Now the Hittite word kattawatar refers to the anger of the goddess on seeing the neighboring cities attacking Hatti, and it occurs in a prayer of great antiquity  performed in a context of social crisis.  Lebrun’s translation of kattawatar as “un motif de vengeance” suggests a value similar to the one that we have found for kótos in the Greek contexts. Further this passages points to a long-standing relationship (here between countries, “neighbors of foreign lands”) of the kind that we will see (in the next chapter) is required for a feuding relationship. Moreover, Mursilis continues his prayer through the notions of anger that he thinks come into play with respect to the goddess’s kattawatar (Lebrun 1980, 163 [A 54-56]):

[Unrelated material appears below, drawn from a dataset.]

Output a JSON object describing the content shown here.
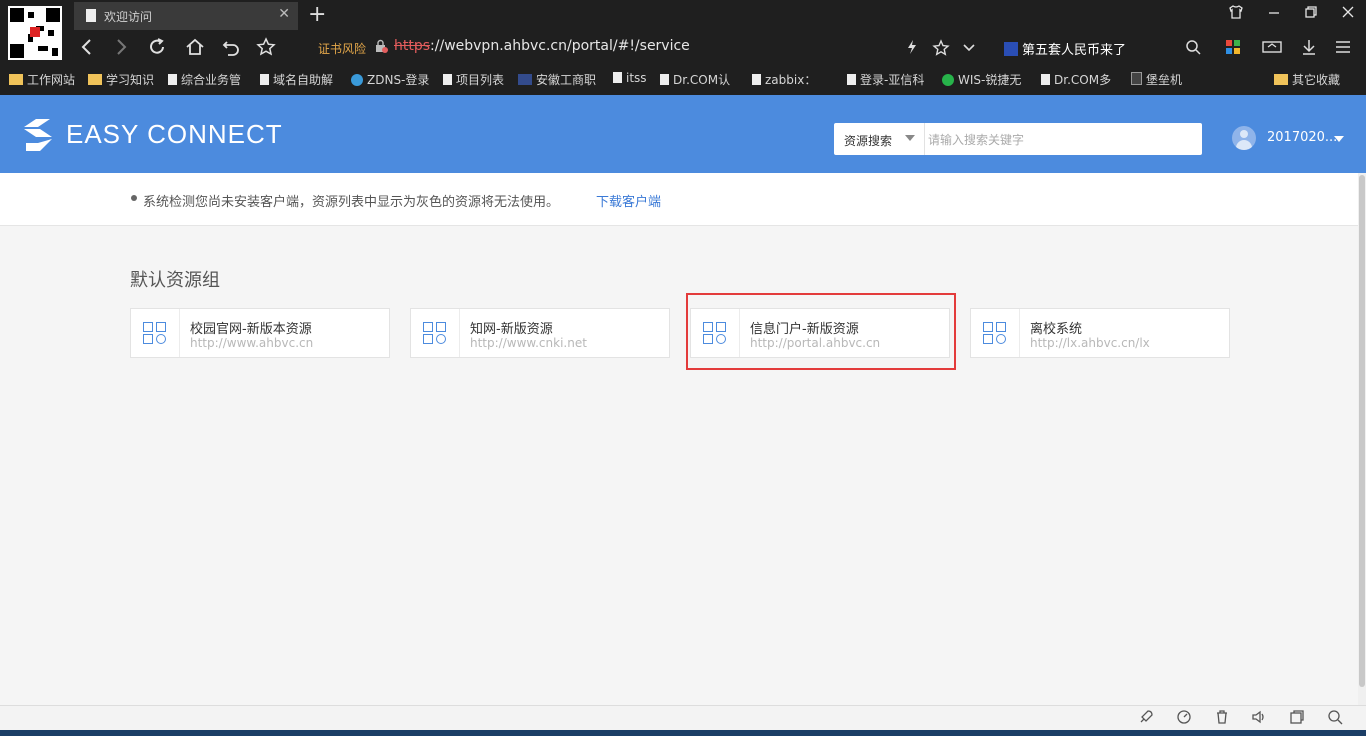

After the mention of the goddess’s vengeance, this passage shows two other words for anger in Hittite, both representing a more generalized form of wrath, karpís and kartimiyaz. The order is iconic, with the word for the divine revenge heading a list of anger-terms. Recall here the way that kótos could be used in clusters with other Homeric terms for anger: ei mḗ tis theós esti kotessámenos Trṓessin / hirōn mēnísas; khalepè dè theoû épi mênis, “Unless it is a certain god that has kótos with the Trojans, being enraged over sacrifices; difficult is the rage of a god” (Il. 5.174-78); mḕ pṓs toi metópisthe kotessámenos khalepḗnēi / hoútō nûn apópempe, Diòs d’ epopízeo mênin “lest with kótos in the future, he (Zeus) take it ill, give now (to Odysseus) passage home, and take heed of the rage of Zeus” (Od . 5.146-47).  In both Homeric cases, kótos seems to be the more grave form of anger, and in both cases, a god’s anger is the focus. In Mursilis’ prayer, the sun goddess’s kattawatar, a marked term, is the central request, with other (unmarked) more conventional terms for anger following in its wake.